By now, most of us are aware of the possible negative impact of gluten. However, I believe that in a few years research will find a similar—and possibly even worse—harm from even gluten-free grains. Grains contain an abundance of amylose sugars which could cause inflammation, as well as anti-nutrients such as lectins and phytates which bind to the intestines and can hinder nutrient absorption in the body.
I recommend removing all grains for a time, during an elimination diet, and then slowly reintroducing them to see how they work for your system.
Almost every system in your body can be negatively affected by regular consumption of alcohol.
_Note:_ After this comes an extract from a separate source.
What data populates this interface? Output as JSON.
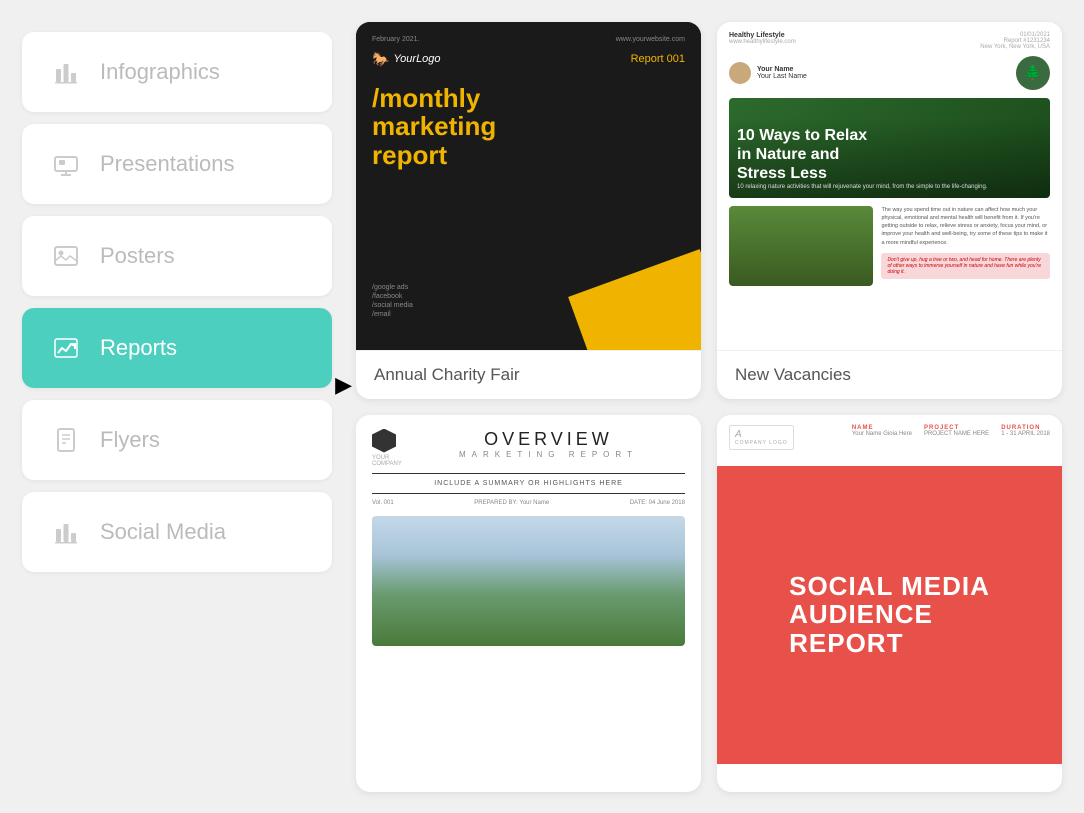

In regards to the gastrointestinal system, alcohol can be a trigger for leaky gut syndrome and gut inflammation.
Legumes is a food category that encompasses all beans (kidney, garbanzo, black, fava, etc.) lentils, peanuts, edamame and soy products (tofu, miso).
Peanuts contain aflatoxin (toxins produced by a mold) and lectins, while soy also contains phytoestrogens. All of these could irritate the digestive system. While other legumes may not be as bad. I'd still recommend removing them for awhile to let your gut heal.
In most major dairy farms, cows are given hormones and antibiotics, live in unhealthy conditions, and are fed GMO corn instead of grass. Their milk is then pasteurized and homogenized and the fat, with all its beneficial fat soluble vitamins, is removed. That's why I consider most dairy in the U.S. to be junk food.
In addition to this, many people with gut issues can be more sensitive to casein, the main milk protein. If you have digestive problems, dairy should be removed for awhile to let your digestive system heal. Fermented dairy, such as grass-fed kefir and yogurt is usually better tolerated and also offers beneficial bacteria for the microbiome.
Sugar can actually encourage the growth of bad bacteria in a person’s gut. And an imbalance of bacteria in your gut can lead to negative effects on your body's metabolism and immune responses. Overgrowth of bad bacteria can also cause aggravation and inflammation, which can manifest into an autoimmune-inflammatory response.
This includes artificial sweeteners—they can decrease the good bacteria in the gut which could then cause glucose intolerance and lead to diabetes.
6. Nuts & Seeds
If you have digestive issues it's best to go off of nuts and seeds for a temporary period until your symptoms improve. The roughage of the nuts can irritate some people's systems, so allowing for your gut to heal, then slowly reintroducing nuts and seeds can reveal if they're an issue for you or not.
We are all different. Some people can handle them every day; some people only in small amounts. You should also keep in mind that most nuts sold in stores are typically coated in inflammatory industrial seed oils, like soybean or canola oil. They could also contain partially hydrogenated trans-fats, which can contribute to digestive problems as well. It's best to buy them raw and lightly toast them yourself to make them easier for your body to digest.
This funny sounding acronym stands for Fermentable Oligosaccharides, Disaccharides, Monosaccharides And Polyols. In other words: fermentable sugars. These short-chain sugars are not fully digested in your gut and can be excessively fermented by your gut bacteria.
This fermentation releases hydrogen gas that could lead to distension of the intestines—which can cause major IBS symptoms in some people like pain, gas, bloating, constipation and diarrhea. Most of the high-FODMAP foods are actually healthy, real foods. But even when it comes to natural foods, what works for one person may not be right for everyone.
Here are the foods that should be avoided or severely limited if you have IBS symptoms while you heal your gut:
Artichokes, asparagus, beetroot, celery, garlic, onions, leek bulb, legumes, pulses, Savoy cabbage, sugar snap peas, sweet corn
Apples, mango, nectarines, peaches, pears, plums, watermelon
Milk, cream, custard, ice cream, soft cheeses, yogurt
Rye, wheat-containing breads, cereals, crackers, pasta
To really find out what foods you body can—and can't—handle, I recommend trying out an elimination diet. I'll walk you through the steps to healing your gut and uncovering food intolerances in my new mindbodygreen course.